(Special to the Armenian Weekly)
‘Yes, I am Armenian. Fourth-generation Dikranagerdtsi…’
Things seemed to come full-circle when I heard these words come out of his mouth, albeit translated from the language I was brought up to hate.
Navaf came rushing to the stage as we were coming off, ready to greet us with this piece of amazing news he had wanted to share for a long time now. My friend and I had just finished addressing the first youth conference of the Peace and Democracy of Turkey (BDP) in Diyarbakir (Dikranagerd). The mostly Kurdish crowd of supporters, upwards of 30,000, had watched in astonishment as two representatives of the ARF Youth and Student Organizations addressed the crowd first in Armenian and later in Turkish. (Read the report on the conference here.)
Although I had briefly studied the Turkish language during my university days, something within me, instinct perhaps, had never allowed me to become fluent; and so, I had the honor of addressing the crowd in Armenian. In a brief meeting with the conference organizers a day earlier, we had described why we’d be sharing our message in our native tongue. Our Kurdish counterparts said that the city of “Amed” hadn’t heard Armenian being spoken from a stage in almost a century, and agreed that it was time.

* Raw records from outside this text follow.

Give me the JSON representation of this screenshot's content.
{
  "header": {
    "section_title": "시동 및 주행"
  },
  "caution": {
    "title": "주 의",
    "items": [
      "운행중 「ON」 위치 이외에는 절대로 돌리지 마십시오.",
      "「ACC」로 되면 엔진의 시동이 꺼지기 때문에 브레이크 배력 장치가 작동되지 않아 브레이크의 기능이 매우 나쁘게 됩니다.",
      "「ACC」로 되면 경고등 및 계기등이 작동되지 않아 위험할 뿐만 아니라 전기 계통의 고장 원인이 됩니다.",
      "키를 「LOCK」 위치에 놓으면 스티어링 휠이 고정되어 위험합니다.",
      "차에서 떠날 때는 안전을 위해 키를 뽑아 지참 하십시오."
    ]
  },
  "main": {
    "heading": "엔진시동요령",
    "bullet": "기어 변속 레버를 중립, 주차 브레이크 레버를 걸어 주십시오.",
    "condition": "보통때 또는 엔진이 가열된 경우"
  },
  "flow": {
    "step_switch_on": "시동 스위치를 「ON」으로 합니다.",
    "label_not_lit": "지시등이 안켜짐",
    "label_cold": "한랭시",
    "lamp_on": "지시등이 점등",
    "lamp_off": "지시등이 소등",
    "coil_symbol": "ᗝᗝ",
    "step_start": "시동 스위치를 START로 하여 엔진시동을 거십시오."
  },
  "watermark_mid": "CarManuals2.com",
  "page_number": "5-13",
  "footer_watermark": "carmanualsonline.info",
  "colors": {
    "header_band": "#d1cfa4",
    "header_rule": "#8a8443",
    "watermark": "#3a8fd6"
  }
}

One would assume that a stadium full of Kurds who don’t understand Armenian would be bored, uninterested, and ultimately indifferent—especially since we were speaking as representatives of a people who once called these lands “home.” Yet, we witnessed the exact opposite that day. As I read out loud what we had written in the Western Armenian dialect of my forefathers, the audience watched and listened attentively. It almost seemed like they understood everything I said. As if the words that had so eloquently been spoken in the streets of that city nearly a hundred years ago still had meaning for these people who were gathered there for a common, unifying purpose.

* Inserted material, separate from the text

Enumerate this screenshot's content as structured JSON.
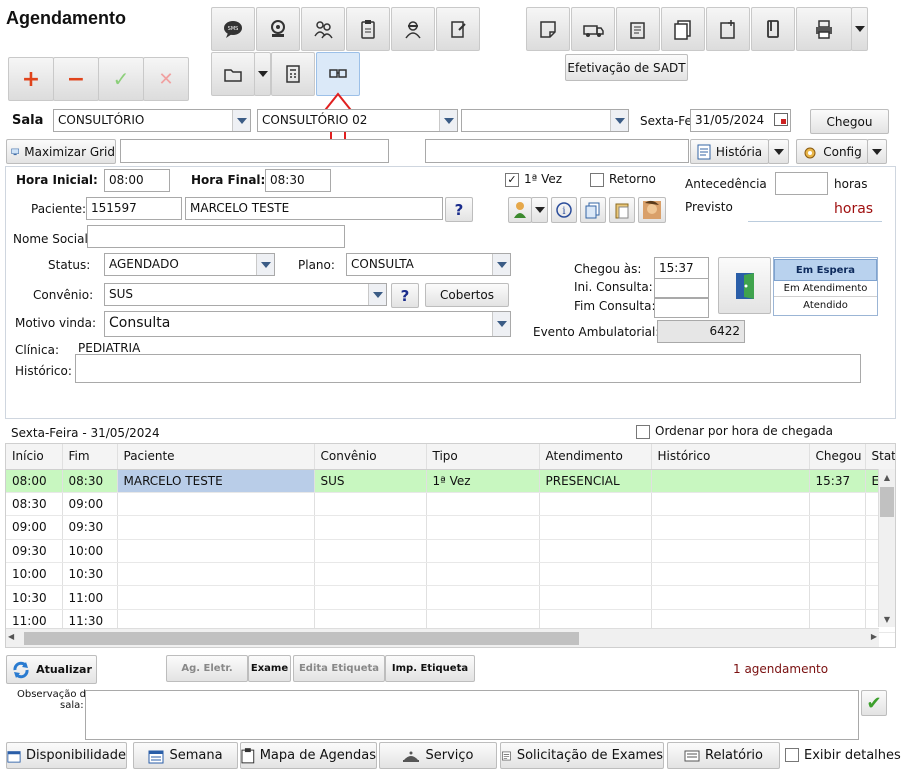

Growing up in Toronto, I was lucky to have attended Armenian school from kindergarten through high school. After graduating, I made an extra effort to immerse myself in everything Armenian, in an attempt to not become a victim of what some call the jermag chart (“white genocide”). I read as much as possible about our history, and I did my best to keep up with the latest in Armenian news in Armenia and the diaspora. But when I learned that I’d be traveling to historic Armenia to meet with Kurdish youth, I realized I knew very little about Armenian-Kurdish relations. All I could recall from my 15 years of Armenian education was that a Kurdish representative had been elected to the Armenian Parliament during the first republic.